In 1968 the department became the centre, first for the West of Scotland and later for the whole of Scotland, of a quality assessment scheme.  The techniques of the use of bovine plasma as a quality control were developed at the Victoria Infirmary and later, with the help of John Watt of the Protein Fractionation Unit in Liberton, Edinburgh, a system for bulk production was established.


Western Infirmary and Gartnavel General Hospital

In 1925 Stephen Veitch Telfer was appointed to a Lectureship in Pathological Biochemistry at Glasgow University.  This was combined with an appointment as Clinical Biochemist to the Western Infirmary.  His was the first such appointment arising from an anonymous donation to Glasgow University to provide at one or more "lectureships designed for the advancement of medical knowledge by means of biochemical or other special methods of scientific research for the Glasgow clinical hospitals connected with the University".  During the 1920s he was a senior member of a team directed by Leonard Findlay, Professor of Paediatrics, which studied the problem of rickets in children.

Edward B Hendry took up this post in 1951.  His initial impression of his new department was of "one large room cunningly constructed to give minimum bench space for maximum gloom space".  The equipment was poor and many of the reagents were stored in paper bags.  At that time, there was a research laboratory in the Gardner Institute, attached to the medical professorial unit which did all the routine work for the professorial wards.  Even after Hendry’s department had been equipped, the Gardner Institute appeared to be always ahead and had several channels of Technicon Analyser before Hendry’s Laboratory.

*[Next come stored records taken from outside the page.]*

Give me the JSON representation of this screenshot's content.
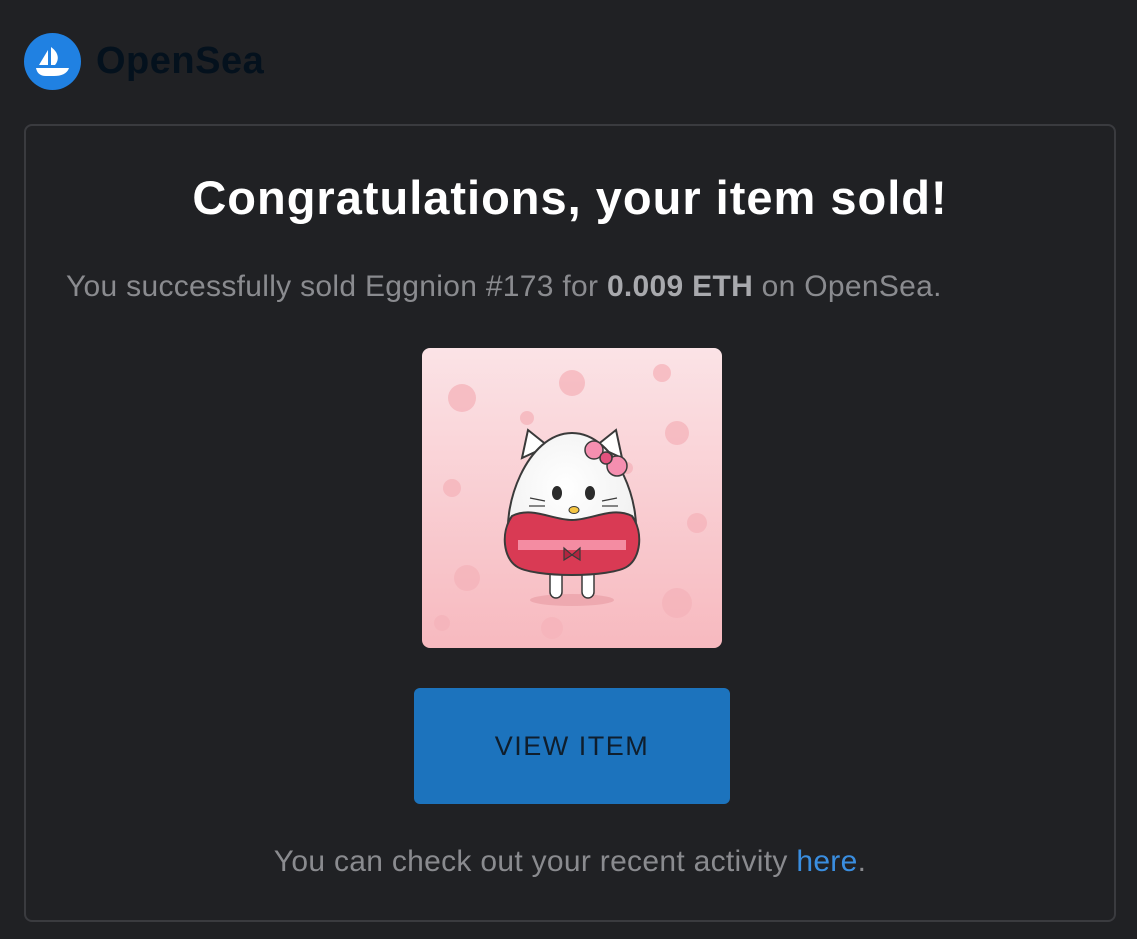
{
  "brand": {
    "name": "OpenSea",
    "logo_icon": "opensea-boat-icon",
    "logo_color": "#2081e2"
  },
  "email": {
    "title": "Congratulations, your item sold!",
    "subtitle": {
      "prefix": "You successfully sold Eggnion #173 for ",
      "price": "0.009 ETH",
      "suffix": " on OpenSea."
    },
    "item_image": {
      "subject": "cat-egg-character-in-pink-kimono"
    },
    "cta": {
      "label": "VIEW ITEM",
      "color": "#1c73bd"
    },
    "footer": {
      "prefix": "You can check out your recent activity ",
      "link_text": "here",
      "suffix": "."
    }
  }
}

one large room cunningly constructed to give minimum bench space for maximum gloom space

The Institute was also early in using plate chromatography and radio-isotopes.  There were also large Surgical Department Laboratories and research was being conducted “in all sorts of crannies and nooks”.  In 1955 additional accommodation was built between the laboratory and the surgery department. 

The Western Infirmary acquired one of the first haemodialysis systems in Scotland and this was sited in the side room in Dr McCluskie's Medical Unit (see Renal Medicine).  Patients were started on dialysis at 7 to 8 pm, depending on when the medical staff had finished their clinics and the surgical staff could come to install the cannulae.  As there was little in the literature concerning the speed of removal of nitrogenous material, the staff assayed urea, electrolytes, creatinine and urate every hour until the early hours of the morning.  In addition, the ingredients for the dialysis bath (sodium, potassium and calcium chloride, etc) were kept in weighed quantities (having been weighed by the medical staff) in the laboratory, dissolved in 5 litre flasks, checked by flame photometry and carried up the stairs to the medical unit.   

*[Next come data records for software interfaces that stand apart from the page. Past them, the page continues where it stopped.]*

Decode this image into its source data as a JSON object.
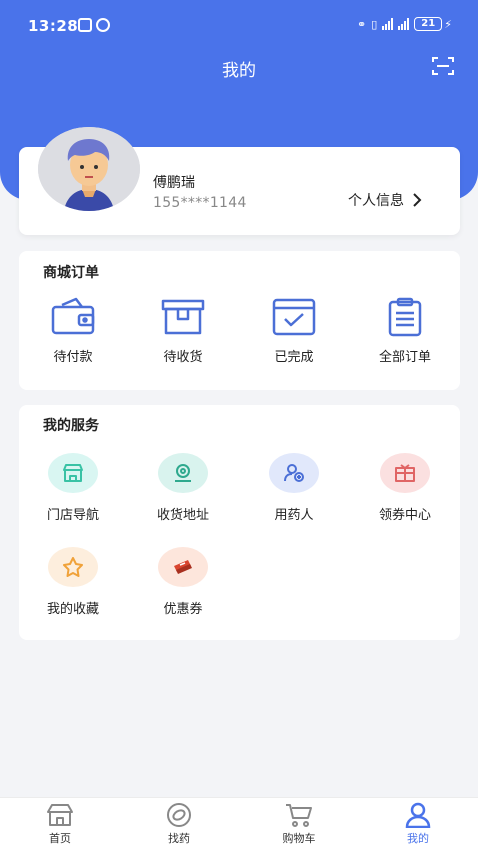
{
  "status_bar": {
    "time": "13:28",
    "battery": "21"
  },
  "header": {
    "title": "我的"
  },
  "profile": {
    "name": "傅鹏瑞",
    "phone": "155****1144",
    "info_link": "个人信息"
  },
  "orders": {
    "title": "商城订单",
    "items": [
      {
        "label": "待付款",
        "icon": "wallet-icon"
      },
      {
        "label": "待收货",
        "icon": "box-icon"
      },
      {
        "label": "已完成",
        "icon": "check-calendar-icon"
      },
      {
        "label": "全部订单",
        "icon": "clipboard-icon"
      }
    ]
  },
  "services": {
    "title": "我的服务",
    "items": [
      {
        "label": "门店导航",
        "icon": "store-icon"
      },
      {
        "label": "收货地址",
        "icon": "location-icon"
      },
      {
        "label": "用药人",
        "icon": "patient-icon"
      },
      {
        "label": "领券中心",
        "icon": "gift-icon"
      },
      {
        "label": "我的收藏",
        "icon": "star-icon"
      },
      {
        "label": "优惠券",
        "icon": "ticket-icon"
      }
    ]
  },
  "tabbar": {
    "items": [
      {
        "label": "首页",
        "icon": "home-icon"
      },
      {
        "label": "找药",
        "icon": "pill-search-icon"
      },
      {
        "label": "购物车",
        "icon": "cart-icon"
      },
      {
        "label": "我的",
        "icon": "user-icon"
      }
    ],
    "active": "我的"
  },
  "colors": {
    "primary": "#4a73ea",
    "order_icon": "#4b6fd6",
    "background": "#f3f4f7"
  }
}
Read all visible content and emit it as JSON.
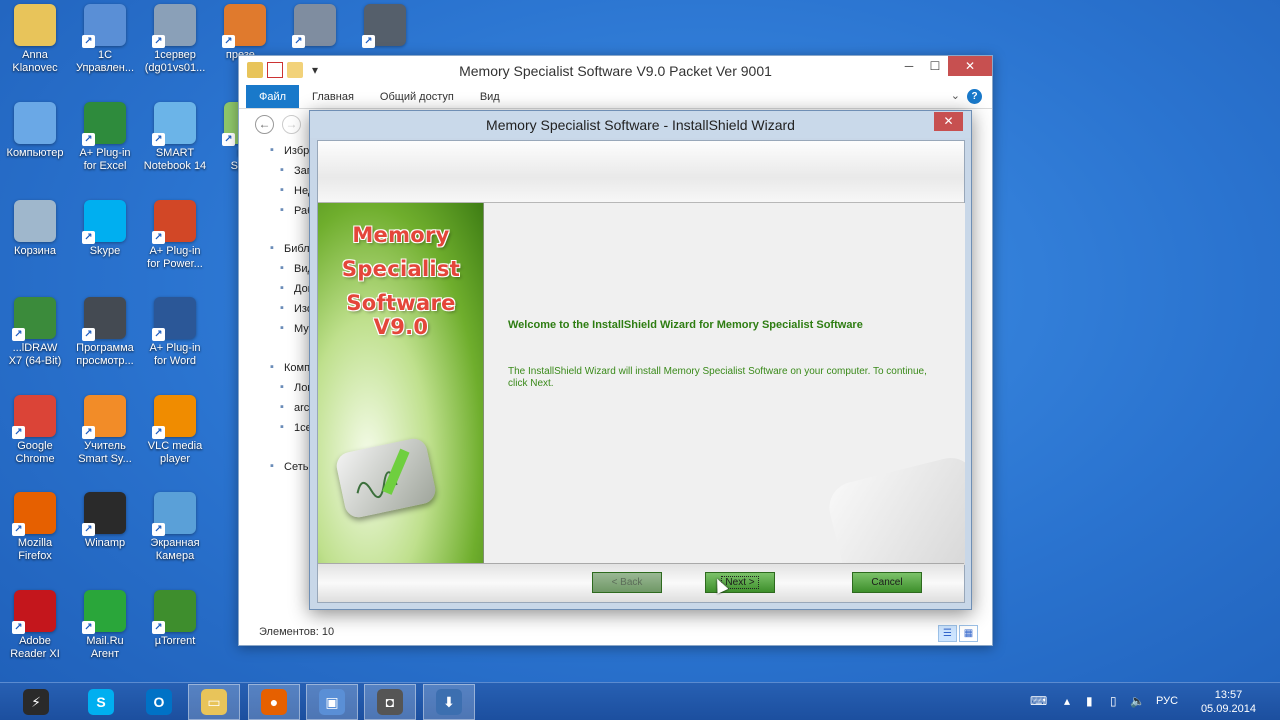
{
  "desktop_icons": [
    {
      "label": "Anna\nKlanovec",
      "icon": "user-folder-icon",
      "color": "#e8c45a"
    },
    {
      "label": "1С\nУправлен...",
      "icon": "remote-desktop-icon",
      "color": "#5a8fd6"
    },
    {
      "label": "1сервер\n(dg01vs01...",
      "icon": "server-drive-icon",
      "color": "#8aa0b8"
    },
    {
      "label": "презе...",
      "icon": "presentation-icon",
      "color": "#e07a2d"
    },
    {
      "label": "",
      "icon": "users-icon",
      "color": "#7f8da0"
    },
    {
      "label": "",
      "icon": "user-key-icon",
      "color": "#555f6b"
    },
    {
      "label": "Компьютер",
      "icon": "computer-icon",
      "color": "#6aa8e6"
    },
    {
      "label": "A+ Plug-in\nfor Excel",
      "icon": "excel-plugin-icon",
      "color": "#2e8b3c"
    },
    {
      "label": "SMART\nNotebook 14",
      "icon": "smart-notebook-icon",
      "color": "#6bb4e8"
    },
    {
      "label": "Me\nSpe...",
      "icon": "memory-specialist-icon",
      "color": "#8ec66a"
    },
    {
      "label": "Корзина",
      "icon": "recycle-bin-icon",
      "color": "#9fb7cc"
    },
    {
      "label": "Skype",
      "icon": "skype-icon",
      "color": "#00aff0"
    },
    {
      "label": "A+ Plug-in\nfor Power...",
      "icon": "powerpoint-plugin-icon",
      "color": "#d24726"
    },
    {
      "label": "...lDRAW\nX7 (64-Bit)",
      "icon": "coreldraw-icon",
      "color": "#3b8b3b"
    },
    {
      "label": "Программа\nпросмотр...",
      "icon": "viewer-program-icon",
      "color": "#444a52"
    },
    {
      "label": "A+ Plug-in\nfor Word",
      "icon": "word-plugin-icon",
      "color": "#2b5797"
    },
    {
      "label": "Google\nChrome",
      "icon": "chrome-icon",
      "color": "#db4437"
    },
    {
      "label": "Учитель\nSmart Sy...",
      "icon": "smart-teacher-icon",
      "color": "#f28c28"
    },
    {
      "label": "VLC media\nplayer",
      "icon": "vlc-icon",
      "color": "#f08c00"
    },
    {
      "label": "Mozilla\nFirefox",
      "icon": "firefox-icon",
      "color": "#e66000"
    },
    {
      "label": "Winamp",
      "icon": "winamp-icon",
      "color": "#2a2a2a"
    },
    {
      "label": "Экранная\nКамера",
      "icon": "screen-camera-icon",
      "color": "#5aa0d8"
    },
    {
      "label": "Adobe\nReader XI",
      "icon": "adobe-reader-icon",
      "color": "#c4161c"
    },
    {
      "label": "Mail.Ru\nАгент",
      "icon": "mailru-agent-icon",
      "color": "#2aa63a"
    },
    {
      "label": "µTorrent",
      "icon": "utorrent-icon",
      "color": "#3e8e2d"
    }
  ],
  "explorer": {
    "title": "Memory Specialist Software V9.0 Packet Ver 9001",
    "tabs": [
      "Файл",
      "Главная",
      "Общий доступ",
      "Вид"
    ],
    "nav": [
      {
        "label": "Избр",
        "icon": "star-icon"
      },
      {
        "label": "Заг",
        "icon": "downloads-icon"
      },
      {
        "label": "Нед",
        "icon": "recent-places-icon"
      },
      {
        "label": "Раб",
        "icon": "desktop-folder-icon"
      },
      {
        "label": "Библ",
        "icon": "libraries-icon"
      },
      {
        "label": "Вид",
        "icon": "videos-icon"
      },
      {
        "label": "Док",
        "icon": "documents-icon"
      },
      {
        "label": "Изо",
        "icon": "pictures-icon"
      },
      {
        "label": "Му",
        "icon": "music-icon"
      },
      {
        "label": "Комп",
        "icon": "computer-icon"
      },
      {
        "label": "Лок",
        "icon": "local-disk-icon"
      },
      {
        "label": "arc",
        "icon": "drive-icon"
      },
      {
        "label": "1се",
        "icon": "network-drive-icon"
      },
      {
        "label": "Сеть",
        "icon": "network-icon"
      }
    ],
    "status": "Элементов: 10"
  },
  "wizard": {
    "title": "Memory Specialist Software - InstallShield Wizard",
    "brand_lines": [
      "Memory",
      "Specialist",
      "Software V9.0"
    ],
    "welcome": "Welcome to the InstallShield Wizard for Memory Specialist Software",
    "description": "The InstallShield Wizard will install Memory Specialist Software on your computer.  To continue, click Next.",
    "buttons": {
      "back": "< Back",
      "next": "Next >",
      "cancel": "Cancel"
    },
    "accent": "#3d8f2b"
  },
  "taskbar": {
    "items": [
      {
        "icon": "winamp-icon",
        "color": "#2a2a2a",
        "glyph": "⚡"
      },
      {
        "icon": "skype-icon",
        "color": "#00aff0",
        "glyph": "S"
      },
      {
        "icon": "outlook-icon",
        "color": "#0072c6",
        "glyph": "O"
      },
      {
        "icon": "file-explorer-icon",
        "color": "#e8c45a",
        "glyph": "▭"
      },
      {
        "icon": "firefox-icon",
        "color": "#e66000",
        "glyph": "●"
      },
      {
        "icon": "remote-desktop-icon",
        "color": "#5a8fd6",
        "glyph": "▣"
      },
      {
        "icon": "screen-camera-icon",
        "color": "#555",
        "glyph": "◘"
      },
      {
        "icon": "installer-icon",
        "color": "#3c6fb0",
        "glyph": "⬇"
      }
    ],
    "lang": "РУС",
    "time": "13:57",
    "date": "05.09.2014"
  }
}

Adam Fleck (1932-2015), from Glasgow Royal Infirmary, was appointed as Senior Lecturer and Honorary Consultant in 1974.  He was appointed to the Chair of Chemical Pathology at Charing Cross and Westminster Medical School, London, in 1979.  He was awarded the Association of Clinical Biochemists Vickers Award in 1982.

Robert W Logan, Senior Lecturer and Honorary Consultant at the Glasgow Royal Hospital for Sick Children, had his remit extended to include administrative charge of the Department at the Western Infirmary/Gartnavel General Hospital from 1980 to 1984.  During this time the biochemical services throughout the Western District of Glasgow were rationalised.

Ian Percy-Robb (1935 – 2014), from Edinburgh Royal Infirmary, was appointed as Professor (personal chair) and Head of Department in 1984.  In the late 1990s, he established the New Curriculum for the Medical School. He retired in 2000.
Mr Elliott Simpson




Images provided by Mr Simpson

20th Century